• What is expected
All of the records should be reproduced word for word, but no images may appear in the copy.

*** Begin section ***

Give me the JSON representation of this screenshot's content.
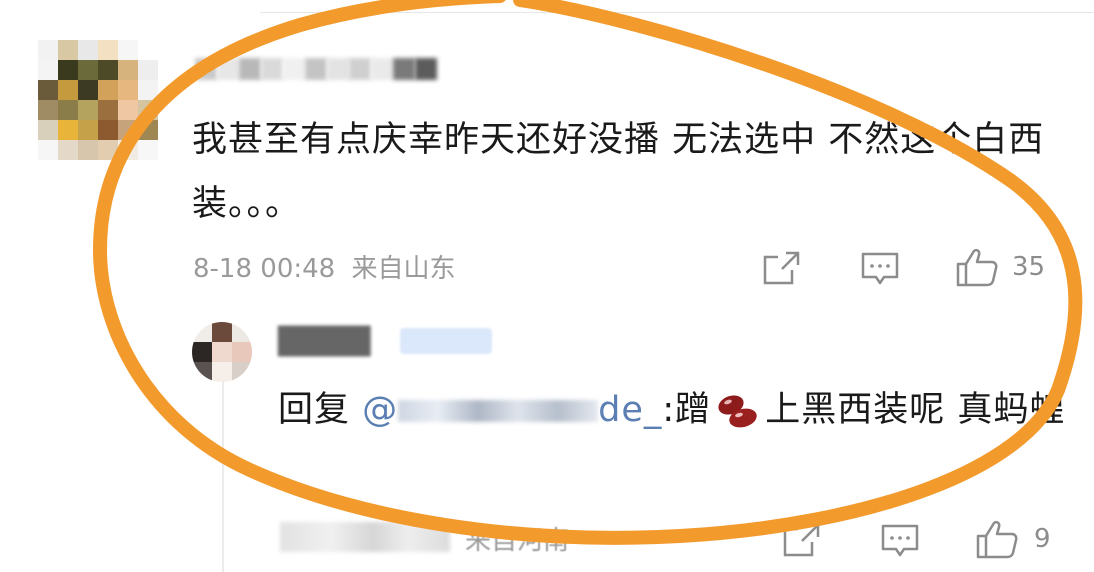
{
  "comment": {
    "text": "我甚至有点庆幸昨天还好没播 无法选中 不然这个白西装。。。",
    "date": "8-18 00:48",
    "region": "来自山东",
    "like_count": "35"
  },
  "reply": {
    "prefix": "回复 ",
    "mention_start": "@",
    "mention_end": "de_",
    "colon": ":",
    "text_before_emoji": "蹭",
    "text_after_emoji": "上黑西装呢 真蚂蝗",
    "region": "来自河南",
    "like_count": "9"
  },
  "icons": {
    "share": "share-icon",
    "comment": "comment-icon",
    "like": "thumbs-up-icon",
    "emoji": "red-beans-emoji"
  },
  "colors": {
    "circle": "#f39a2c",
    "mention": "#5b7fb3",
    "meta": "#9a9a9a"
  }
}
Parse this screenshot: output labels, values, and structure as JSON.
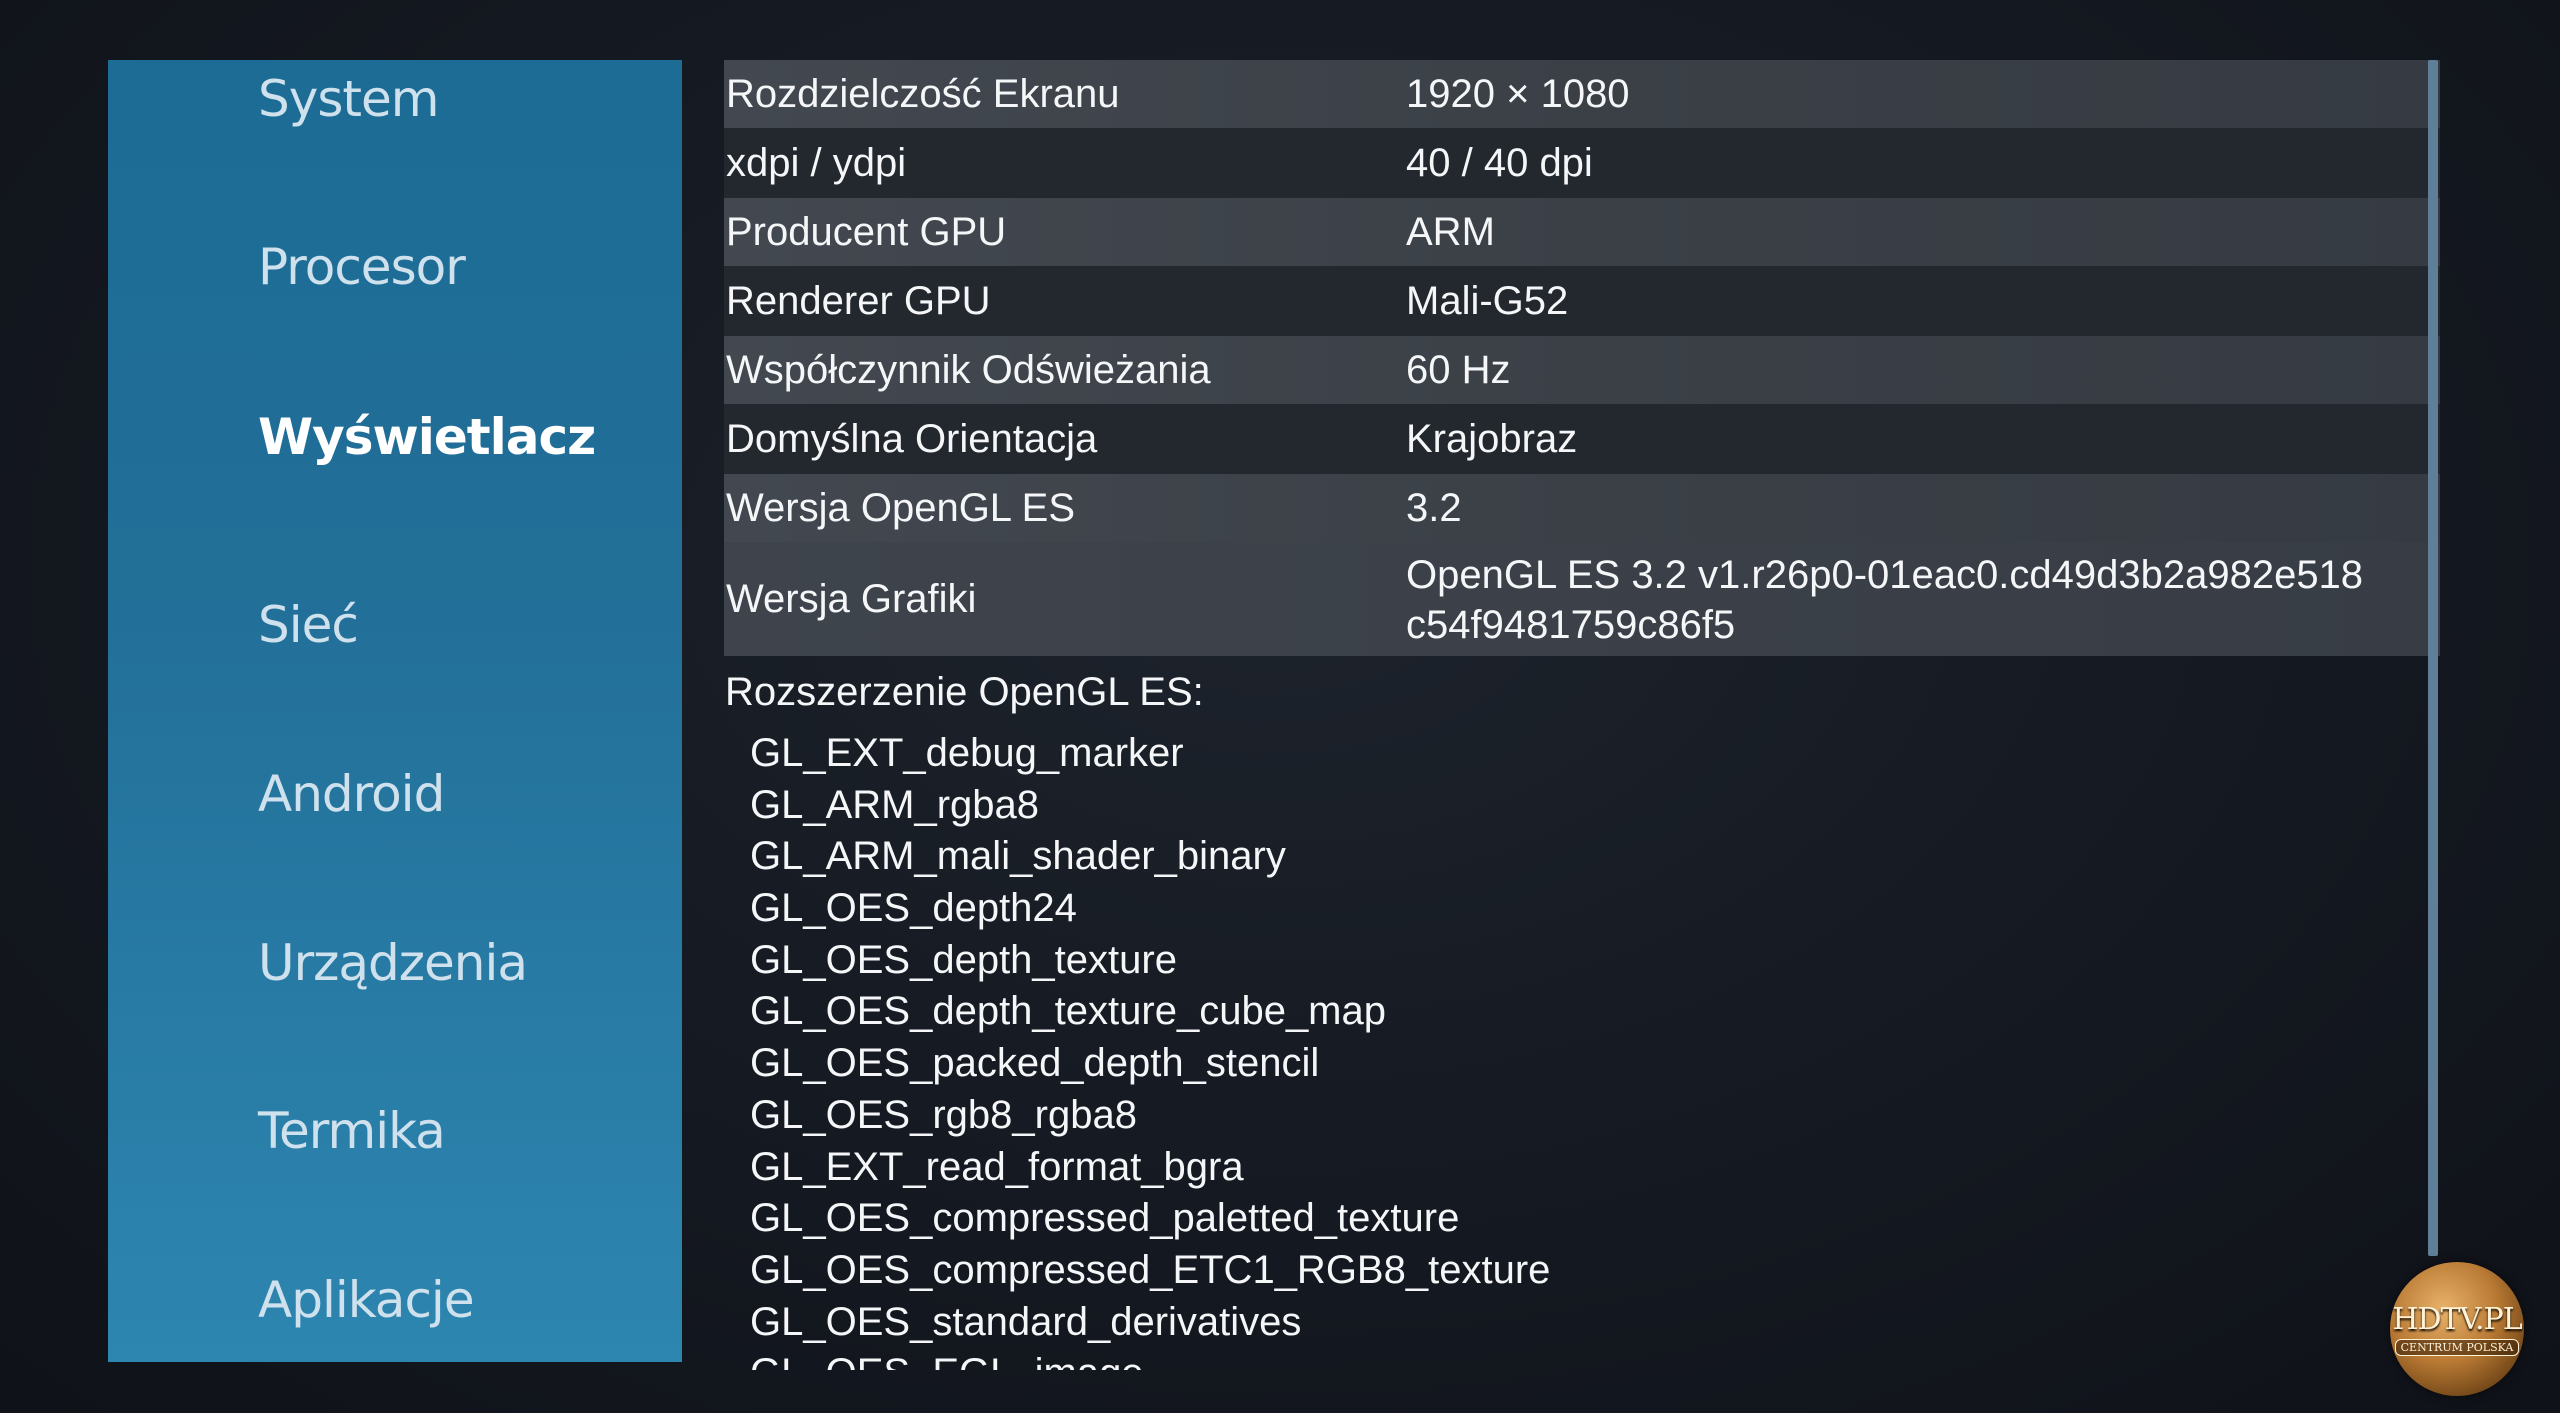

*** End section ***

• Task solution
Give me the JSON representation of this screenshot's content.
{
  "comment": {
    "text": "我甚至有点庆幸昨天还好没播 无法选中 不然这个白西装。。。",
    "date": "8-18 00:48",
    "region": "来自山东",
    "like_count": "35"
  },
  "reply": {
    "prefix": "回复 ",
    "mention_start": "@",
    "mention_end": "de_",
    "colon": ":",
    "text_before_emoji": "蹭",
    "text_after_emoji": "上黑西装呢 真蚂蝗",
    "region": "来自河南",
    "like_count": "9"
  },
  "icons": {
    "share": "share-icon",
    "comment": "comment-icon",
    "like": "thumbs-up-icon",
    "emoji": "red-beans-emoji"
  },
  "colors": {
    "circle": "#f39a2c",
    "mention": "#5b7fb3",
    "meta": "#9a9a9a"
  }
}
Parse this screenshot: output labels, values, and structure as JSON.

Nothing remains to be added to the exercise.